*WHAT YOU ARE ASKED TO DO*. Each record beneath this line is to be copied exactly.

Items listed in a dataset
*** Begin section ***
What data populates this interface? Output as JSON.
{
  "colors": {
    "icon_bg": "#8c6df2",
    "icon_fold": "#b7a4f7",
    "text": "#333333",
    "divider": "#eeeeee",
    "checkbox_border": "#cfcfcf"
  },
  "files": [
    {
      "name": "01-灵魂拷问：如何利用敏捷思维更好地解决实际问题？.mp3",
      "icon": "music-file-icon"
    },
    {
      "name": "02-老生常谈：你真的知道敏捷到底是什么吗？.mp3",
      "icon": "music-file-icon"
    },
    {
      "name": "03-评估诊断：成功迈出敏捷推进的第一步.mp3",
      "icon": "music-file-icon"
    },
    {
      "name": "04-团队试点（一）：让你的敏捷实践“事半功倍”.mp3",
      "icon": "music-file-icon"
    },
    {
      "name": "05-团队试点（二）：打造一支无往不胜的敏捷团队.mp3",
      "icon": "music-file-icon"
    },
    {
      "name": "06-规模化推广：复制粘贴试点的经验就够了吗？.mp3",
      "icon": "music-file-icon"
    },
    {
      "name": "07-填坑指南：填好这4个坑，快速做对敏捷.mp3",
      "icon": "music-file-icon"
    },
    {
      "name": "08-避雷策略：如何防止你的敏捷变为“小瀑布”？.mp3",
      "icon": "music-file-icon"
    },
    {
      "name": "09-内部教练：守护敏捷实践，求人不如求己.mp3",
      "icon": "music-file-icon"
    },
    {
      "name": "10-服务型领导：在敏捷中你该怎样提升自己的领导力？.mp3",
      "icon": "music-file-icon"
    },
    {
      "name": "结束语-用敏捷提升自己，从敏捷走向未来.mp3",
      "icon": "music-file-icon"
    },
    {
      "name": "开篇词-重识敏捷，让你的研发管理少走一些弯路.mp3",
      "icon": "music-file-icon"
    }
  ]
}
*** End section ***
*ANSWER TO THIS EXERCISE*.
What data populates this interface? Output as JSON.
{
  "colors": {
    "icon_bg": "#8c6df2",
    "icon_fold": "#b7a4f7",
    "text": "#333333",
    "divider": "#eeeeee",
    "checkbox_border": "#cfcfcf"
  },
  "files": [
    {
      "name": "01-灵魂拷问：如何利用敏捷思维更好地解决实际问题？.mp3",
      "icon": "music-file-icon"
    },
    {
      "name": "02-老生常谈：你真的知道敏捷到底是什么吗？.mp3",
      "icon": "music-file-icon"
    },
    {
      "name": "03-评估诊断：成功迈出敏捷推进的第一步.mp3",
      "icon": "music-file-icon"
    },
    {
      "name": "04-团队试点（一）：让你的敏捷实践“事半功倍”.mp3",
      "icon": "music-file-icon"
    },
    {
      "name": "05-团队试点（二）：打造一支无往不胜的敏捷团队.mp3",
      "icon": "music-file-icon"
    },
    {
      "name": "06-规模化推广：复制粘贴试点的经验就够了吗？.mp3",
      "icon": "music-file-icon"
    },
    {
      "name": "07-填坑指南：填好这4个坑，快速做对敏捷.mp3",
      "icon": "music-file-icon"
    },
    {
      "name": "08-避雷策略：如何防止你的敏捷变为“小瀑布”？.mp3",
      "icon": "music-file-icon"
    },
    {
      "name": "09-内部教练：守护敏捷实践，求人不如求己.mp3",
      "icon": "music-file-icon"
    },
    {
      "name": "10-服务型领导：在敏捷中你该怎样提升自己的领导力？.mp3",
      "icon": "music-file-icon"
    },
    {
      "name": "结束语-用敏捷提升自己，从敏捷走向未来.mp3",
      "icon": "music-file-icon"
    },
    {
      "name": "开篇词-重识敏捷，让你的研发管理少走一些弯路.mp3",
      "icon": "music-file-icon"
    }
  ]
}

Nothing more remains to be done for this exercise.